[[ PROVIDED DATA open ]]
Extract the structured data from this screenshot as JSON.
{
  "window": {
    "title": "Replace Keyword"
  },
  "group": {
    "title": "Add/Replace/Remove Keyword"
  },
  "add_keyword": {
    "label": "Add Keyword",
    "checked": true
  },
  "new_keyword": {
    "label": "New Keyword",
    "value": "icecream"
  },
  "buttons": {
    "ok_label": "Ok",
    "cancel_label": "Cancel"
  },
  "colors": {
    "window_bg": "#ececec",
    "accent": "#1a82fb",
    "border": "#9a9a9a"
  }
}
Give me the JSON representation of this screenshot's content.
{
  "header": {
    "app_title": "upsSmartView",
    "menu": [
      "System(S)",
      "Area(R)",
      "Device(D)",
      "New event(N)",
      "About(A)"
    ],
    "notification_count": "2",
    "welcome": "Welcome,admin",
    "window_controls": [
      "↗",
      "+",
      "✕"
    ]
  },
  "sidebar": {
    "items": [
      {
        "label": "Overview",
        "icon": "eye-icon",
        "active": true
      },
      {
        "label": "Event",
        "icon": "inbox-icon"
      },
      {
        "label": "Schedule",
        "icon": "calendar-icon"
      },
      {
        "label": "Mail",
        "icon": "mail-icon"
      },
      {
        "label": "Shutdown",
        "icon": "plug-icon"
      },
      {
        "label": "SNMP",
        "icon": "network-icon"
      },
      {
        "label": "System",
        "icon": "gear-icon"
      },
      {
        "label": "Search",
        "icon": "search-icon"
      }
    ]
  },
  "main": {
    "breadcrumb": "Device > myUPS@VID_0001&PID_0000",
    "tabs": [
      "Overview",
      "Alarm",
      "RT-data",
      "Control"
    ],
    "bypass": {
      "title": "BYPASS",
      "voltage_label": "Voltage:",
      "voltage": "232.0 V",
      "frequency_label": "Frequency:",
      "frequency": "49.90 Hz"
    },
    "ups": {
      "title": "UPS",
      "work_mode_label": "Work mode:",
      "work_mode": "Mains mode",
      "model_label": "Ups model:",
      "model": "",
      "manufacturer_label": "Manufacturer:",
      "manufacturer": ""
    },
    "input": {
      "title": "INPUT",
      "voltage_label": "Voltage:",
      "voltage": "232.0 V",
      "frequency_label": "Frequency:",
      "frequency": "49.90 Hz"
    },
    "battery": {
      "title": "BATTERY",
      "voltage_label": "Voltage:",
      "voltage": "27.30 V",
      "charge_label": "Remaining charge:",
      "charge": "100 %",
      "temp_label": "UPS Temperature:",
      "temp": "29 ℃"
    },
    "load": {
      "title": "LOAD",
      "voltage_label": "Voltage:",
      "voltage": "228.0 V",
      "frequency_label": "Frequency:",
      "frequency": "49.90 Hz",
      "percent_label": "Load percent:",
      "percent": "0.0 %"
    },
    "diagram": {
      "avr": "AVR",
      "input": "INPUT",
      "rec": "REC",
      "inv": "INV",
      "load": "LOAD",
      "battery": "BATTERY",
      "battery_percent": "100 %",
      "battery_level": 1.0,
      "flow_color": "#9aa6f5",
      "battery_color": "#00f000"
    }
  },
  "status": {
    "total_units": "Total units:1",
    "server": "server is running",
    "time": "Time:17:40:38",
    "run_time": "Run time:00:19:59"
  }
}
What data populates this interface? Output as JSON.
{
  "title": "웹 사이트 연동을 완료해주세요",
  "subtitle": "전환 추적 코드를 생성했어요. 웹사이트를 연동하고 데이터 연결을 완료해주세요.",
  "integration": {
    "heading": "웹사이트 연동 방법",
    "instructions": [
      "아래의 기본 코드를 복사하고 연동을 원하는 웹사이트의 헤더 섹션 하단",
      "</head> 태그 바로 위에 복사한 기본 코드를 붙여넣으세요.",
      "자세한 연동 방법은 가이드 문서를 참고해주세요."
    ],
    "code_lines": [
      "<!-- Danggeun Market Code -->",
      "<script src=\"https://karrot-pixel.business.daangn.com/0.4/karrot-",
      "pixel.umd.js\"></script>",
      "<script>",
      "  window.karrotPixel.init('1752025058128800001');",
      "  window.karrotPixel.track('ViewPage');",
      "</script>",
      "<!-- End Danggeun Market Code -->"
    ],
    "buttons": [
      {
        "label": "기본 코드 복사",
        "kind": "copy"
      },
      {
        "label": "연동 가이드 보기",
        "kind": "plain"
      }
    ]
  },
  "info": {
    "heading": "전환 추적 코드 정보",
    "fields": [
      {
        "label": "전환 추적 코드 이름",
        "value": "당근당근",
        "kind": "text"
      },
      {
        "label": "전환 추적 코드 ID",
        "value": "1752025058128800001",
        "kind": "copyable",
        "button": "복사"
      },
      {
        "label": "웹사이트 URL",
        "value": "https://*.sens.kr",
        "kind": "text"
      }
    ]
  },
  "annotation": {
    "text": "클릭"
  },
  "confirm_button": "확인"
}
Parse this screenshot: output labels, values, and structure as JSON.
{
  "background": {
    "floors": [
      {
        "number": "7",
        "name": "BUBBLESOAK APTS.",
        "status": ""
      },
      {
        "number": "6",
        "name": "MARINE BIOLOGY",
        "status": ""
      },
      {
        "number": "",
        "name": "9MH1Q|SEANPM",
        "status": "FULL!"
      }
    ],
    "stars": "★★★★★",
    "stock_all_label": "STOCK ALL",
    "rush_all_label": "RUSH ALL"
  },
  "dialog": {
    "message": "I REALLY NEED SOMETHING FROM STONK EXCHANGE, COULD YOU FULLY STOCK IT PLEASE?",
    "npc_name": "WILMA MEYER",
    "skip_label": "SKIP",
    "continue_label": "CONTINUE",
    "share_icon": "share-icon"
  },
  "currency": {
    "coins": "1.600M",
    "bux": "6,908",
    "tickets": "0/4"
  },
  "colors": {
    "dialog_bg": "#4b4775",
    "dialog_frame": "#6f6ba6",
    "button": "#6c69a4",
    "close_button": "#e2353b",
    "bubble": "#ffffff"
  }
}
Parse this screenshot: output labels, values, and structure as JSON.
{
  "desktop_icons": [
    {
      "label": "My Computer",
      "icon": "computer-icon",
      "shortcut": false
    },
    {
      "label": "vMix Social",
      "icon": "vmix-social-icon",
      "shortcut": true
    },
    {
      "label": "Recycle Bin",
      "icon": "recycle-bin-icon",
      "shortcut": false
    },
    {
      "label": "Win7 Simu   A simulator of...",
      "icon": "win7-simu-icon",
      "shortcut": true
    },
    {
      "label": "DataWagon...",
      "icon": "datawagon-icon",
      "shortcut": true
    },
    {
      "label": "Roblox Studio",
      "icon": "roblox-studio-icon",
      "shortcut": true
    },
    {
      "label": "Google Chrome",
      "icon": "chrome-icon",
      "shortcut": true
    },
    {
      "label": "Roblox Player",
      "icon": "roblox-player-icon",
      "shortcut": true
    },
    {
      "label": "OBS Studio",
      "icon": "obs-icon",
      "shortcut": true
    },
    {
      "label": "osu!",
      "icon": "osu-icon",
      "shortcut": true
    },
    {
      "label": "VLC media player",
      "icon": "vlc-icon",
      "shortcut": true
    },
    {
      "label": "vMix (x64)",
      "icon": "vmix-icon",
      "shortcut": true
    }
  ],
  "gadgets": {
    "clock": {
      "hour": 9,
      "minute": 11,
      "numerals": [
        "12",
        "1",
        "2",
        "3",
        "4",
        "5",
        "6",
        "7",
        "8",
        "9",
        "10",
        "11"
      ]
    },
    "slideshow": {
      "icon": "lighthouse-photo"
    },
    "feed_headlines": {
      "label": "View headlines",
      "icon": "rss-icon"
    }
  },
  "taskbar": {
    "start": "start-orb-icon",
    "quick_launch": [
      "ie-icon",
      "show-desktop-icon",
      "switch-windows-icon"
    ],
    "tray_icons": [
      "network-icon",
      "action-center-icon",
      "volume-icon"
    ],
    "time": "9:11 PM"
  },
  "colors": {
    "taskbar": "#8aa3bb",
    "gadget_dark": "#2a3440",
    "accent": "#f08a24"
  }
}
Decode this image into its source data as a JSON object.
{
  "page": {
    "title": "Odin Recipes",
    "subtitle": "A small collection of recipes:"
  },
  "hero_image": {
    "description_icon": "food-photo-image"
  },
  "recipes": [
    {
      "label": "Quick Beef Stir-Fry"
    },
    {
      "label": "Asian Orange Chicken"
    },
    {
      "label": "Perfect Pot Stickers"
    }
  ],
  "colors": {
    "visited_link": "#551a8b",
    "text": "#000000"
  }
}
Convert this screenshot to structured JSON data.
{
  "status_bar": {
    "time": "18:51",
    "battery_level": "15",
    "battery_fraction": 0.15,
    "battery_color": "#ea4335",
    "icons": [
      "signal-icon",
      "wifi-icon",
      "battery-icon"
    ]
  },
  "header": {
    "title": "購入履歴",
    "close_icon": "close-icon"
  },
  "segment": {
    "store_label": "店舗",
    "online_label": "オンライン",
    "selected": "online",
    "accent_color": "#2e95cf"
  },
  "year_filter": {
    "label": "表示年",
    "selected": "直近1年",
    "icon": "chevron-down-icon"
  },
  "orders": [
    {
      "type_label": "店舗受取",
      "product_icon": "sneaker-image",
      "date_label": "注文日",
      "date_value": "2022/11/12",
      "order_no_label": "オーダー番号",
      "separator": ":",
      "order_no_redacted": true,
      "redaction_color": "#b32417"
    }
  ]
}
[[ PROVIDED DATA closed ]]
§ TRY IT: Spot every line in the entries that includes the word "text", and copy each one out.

§ OUTPUT FOR THIS EXERCISE:
        "kind": "text"
        "kind": "text"
    "text": "클릭"
    "text": "#000000"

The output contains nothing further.